** Opening SUPPLIED ENTRIES block **
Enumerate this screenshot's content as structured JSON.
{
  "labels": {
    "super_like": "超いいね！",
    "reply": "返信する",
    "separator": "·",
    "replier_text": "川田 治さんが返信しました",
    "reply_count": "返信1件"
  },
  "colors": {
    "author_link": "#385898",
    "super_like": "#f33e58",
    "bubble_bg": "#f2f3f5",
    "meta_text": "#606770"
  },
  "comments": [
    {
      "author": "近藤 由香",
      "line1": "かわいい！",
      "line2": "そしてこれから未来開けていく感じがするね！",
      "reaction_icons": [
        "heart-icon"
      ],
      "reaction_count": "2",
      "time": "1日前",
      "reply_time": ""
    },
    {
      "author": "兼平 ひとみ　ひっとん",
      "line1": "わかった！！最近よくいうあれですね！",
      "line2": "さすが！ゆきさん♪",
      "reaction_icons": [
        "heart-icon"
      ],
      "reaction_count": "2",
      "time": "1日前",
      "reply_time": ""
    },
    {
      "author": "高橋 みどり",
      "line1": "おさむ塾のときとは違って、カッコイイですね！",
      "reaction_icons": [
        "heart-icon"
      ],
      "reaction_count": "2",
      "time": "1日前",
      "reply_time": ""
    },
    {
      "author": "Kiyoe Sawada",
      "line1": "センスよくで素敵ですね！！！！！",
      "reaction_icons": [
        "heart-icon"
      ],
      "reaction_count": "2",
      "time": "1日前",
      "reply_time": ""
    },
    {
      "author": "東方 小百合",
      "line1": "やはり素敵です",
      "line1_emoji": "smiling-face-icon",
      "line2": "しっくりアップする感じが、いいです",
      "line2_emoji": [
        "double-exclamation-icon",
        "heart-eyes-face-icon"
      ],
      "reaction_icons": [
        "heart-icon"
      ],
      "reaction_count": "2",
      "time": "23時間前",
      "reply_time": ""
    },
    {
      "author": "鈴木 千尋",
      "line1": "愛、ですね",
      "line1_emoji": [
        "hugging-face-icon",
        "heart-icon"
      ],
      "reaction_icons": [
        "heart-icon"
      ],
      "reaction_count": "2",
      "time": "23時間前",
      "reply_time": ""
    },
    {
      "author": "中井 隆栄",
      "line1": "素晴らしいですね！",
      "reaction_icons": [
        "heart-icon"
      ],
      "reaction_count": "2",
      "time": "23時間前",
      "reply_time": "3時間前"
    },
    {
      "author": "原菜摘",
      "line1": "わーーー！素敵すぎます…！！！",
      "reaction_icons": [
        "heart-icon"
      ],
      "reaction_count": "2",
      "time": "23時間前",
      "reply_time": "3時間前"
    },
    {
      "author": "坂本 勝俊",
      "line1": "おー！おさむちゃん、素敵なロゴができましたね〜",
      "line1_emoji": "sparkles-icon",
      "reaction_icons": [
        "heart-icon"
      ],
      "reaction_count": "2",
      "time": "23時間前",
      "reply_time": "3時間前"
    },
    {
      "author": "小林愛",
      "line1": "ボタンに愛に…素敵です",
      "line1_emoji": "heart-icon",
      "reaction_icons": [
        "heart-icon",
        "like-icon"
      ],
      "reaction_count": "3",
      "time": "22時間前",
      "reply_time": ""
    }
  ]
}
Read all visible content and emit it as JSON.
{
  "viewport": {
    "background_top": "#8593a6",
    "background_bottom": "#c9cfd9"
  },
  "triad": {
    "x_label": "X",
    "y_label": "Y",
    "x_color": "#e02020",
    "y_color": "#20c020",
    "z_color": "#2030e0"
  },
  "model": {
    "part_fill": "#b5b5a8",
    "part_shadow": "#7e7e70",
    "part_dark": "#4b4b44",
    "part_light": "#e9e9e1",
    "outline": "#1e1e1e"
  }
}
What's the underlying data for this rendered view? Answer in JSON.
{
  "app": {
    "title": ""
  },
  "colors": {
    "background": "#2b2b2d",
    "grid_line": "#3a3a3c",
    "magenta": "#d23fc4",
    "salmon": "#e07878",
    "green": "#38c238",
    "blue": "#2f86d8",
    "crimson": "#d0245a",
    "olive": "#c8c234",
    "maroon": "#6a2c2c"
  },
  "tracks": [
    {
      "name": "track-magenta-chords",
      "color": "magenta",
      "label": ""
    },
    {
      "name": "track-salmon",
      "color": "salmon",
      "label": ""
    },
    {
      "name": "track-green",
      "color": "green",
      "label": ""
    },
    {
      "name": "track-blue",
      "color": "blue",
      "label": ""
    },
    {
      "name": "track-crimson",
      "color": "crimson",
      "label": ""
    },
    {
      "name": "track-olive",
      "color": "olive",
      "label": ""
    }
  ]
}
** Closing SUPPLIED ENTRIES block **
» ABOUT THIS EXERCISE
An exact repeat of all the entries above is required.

» OUTPUT
Enumerate this screenshot's content as structured JSON.
{
  "labels": {
    "super_like": "超いいね！",
    "reply": "返信する",
    "separator": "·",
    "replier_text": "川田 治さんが返信しました",
    "reply_count": "返信1件"
  },
  "colors": {
    "author_link": "#385898",
    "super_like": "#f33e58",
    "bubble_bg": "#f2f3f5",
    "meta_text": "#606770"
  },
  "comments": [
    {
      "author": "近藤 由香",
      "line1": "かわいい！",
      "line2": "そしてこれから未来開けていく感じがするね！",
      "reaction_icons": [
        "heart-icon"
      ],
      "reaction_count": "2",
      "time": "1日前",
      "reply_time": ""
    },
    {
      "author": "兼平 ひとみ　ひっとん",
      "line1": "わかった！！最近よくいうあれですね！",
      "line2": "さすが！ゆきさん♪",
      "reaction_icons": [
        "heart-icon"
      ],
      "reaction_count": "2",
      "time": "1日前",
      "reply_time": ""
    },
    {
      "author": "高橋 みどり",
      "line1": "おさむ塾のときとは違って、カッコイイですね！",
      "reaction_icons": [
        "heart-icon"
      ],
      "reaction_count": "2",
      "time": "1日前",
      "reply_time": ""
    },
    {
      "author": "Kiyoe Sawada",
      "line1": "センスよくで素敵ですね！！！！！",
      "reaction_icons": [
        "heart-icon"
      ],
      "reaction_count": "2",
      "time": "1日前",
      "reply_time": ""
    },
    {
      "author": "東方 小百合",
      "line1": "やはり素敵です",
      "line1_emoji": "smiling-face-icon",
      "line2": "しっくりアップする感じが、いいです",
      "line2_emoji": [
        "double-exclamation-icon",
        "heart-eyes-face-icon"
      ],
      "reaction_icons": [
        "heart-icon"
      ],
      "reaction_count": "2",
      "time": "23時間前",
      "reply_time": ""
    },
    {
      "author": "鈴木 千尋",
      "line1": "愛、ですね",
      "line1_emoji": [
        "hugging-face-icon",
        "heart-icon"
      ],
      "reaction_icons": [
        "heart-icon"
      ],
      "reaction_count": "2",
      "time": "23時間前",
      "reply_time": ""
    },
    {
      "author": "中井 隆栄",
      "line1": "素晴らしいですね！",
      "reaction_icons": [
        "heart-icon"
      ],
      "reaction_count": "2",
      "time": "23時間前",
      "reply_time": "3時間前"
    },
    {
      "author": "原菜摘",
      "line1": "わーーー！素敵すぎます…！！！",
      "reaction_icons": [
        "heart-icon"
      ],
      "reaction_count": "2",
      "time": "23時間前",
      "reply_time": "3時間前"
    },
    {
      "author": "坂本 勝俊",
      "line1": "おー！おさむちゃん、素敵なロゴができましたね〜",
      "line1_emoji": "sparkles-icon",
      "reaction_icons": [
        "heart-icon"
      ],
      "reaction_count": "2",
      "time": "23時間前",
      "reply_time": "3時間前"
    },
    {
      "author": "小林愛",
      "line1": "ボタンに愛に…素敵です",
      "line1_emoji": "heart-icon",
      "reaction_icons": [
        "heart-icon",
        "like-icon"
      ],
      "reaction_count": "3",
      "time": "22時間前",
      "reply_time": ""
    }
  ]
}
Read all visible content and emit it as JSON.
{
  "viewport": {
    "background_top": "#8593a6",
    "background_bottom": "#c9cfd9"
  },
  "triad": {
    "x_label": "X",
    "y_label": "Y",
    "x_color": "#e02020",
    "y_color": "#20c020",
    "z_color": "#2030e0"
  },
  "model": {
    "part_fill": "#b5b5a8",
    "part_shadow": "#7e7e70",
    "part_dark": "#4b4b44",
    "part_light": "#e9e9e1",
    "outline": "#1e1e1e"
  }
}
What's the underlying data for this rendered view? Answer in JSON.
{
  "app": {
    "title": ""
  },
  "colors": {
    "background": "#2b2b2d",
    "grid_line": "#3a3a3c",
    "magenta": "#d23fc4",
    "salmon": "#e07878",
    "green": "#38c238",
    "blue": "#2f86d8",
    "crimson": "#d0245a",
    "olive": "#c8c234",
    "maroon": "#6a2c2c"
  },
  "tracks": [
    {
      "name": "track-magenta-chords",
      "color": "magenta",
      "label": ""
    },
    {
      "name": "track-salmon",
      "color": "salmon",
      "label": ""
    },
    {
      "name": "track-green",
      "color": "green",
      "label": ""
    },
    {
      "name": "track-blue",
      "color": "blue",
      "label": ""
    },
    {
      "name": "track-crimson",
      "color": "crimson",
      "label": ""
    },
    {
      "name": "track-olive",
      "color": "olive",
      "label": ""
    }
  ]
}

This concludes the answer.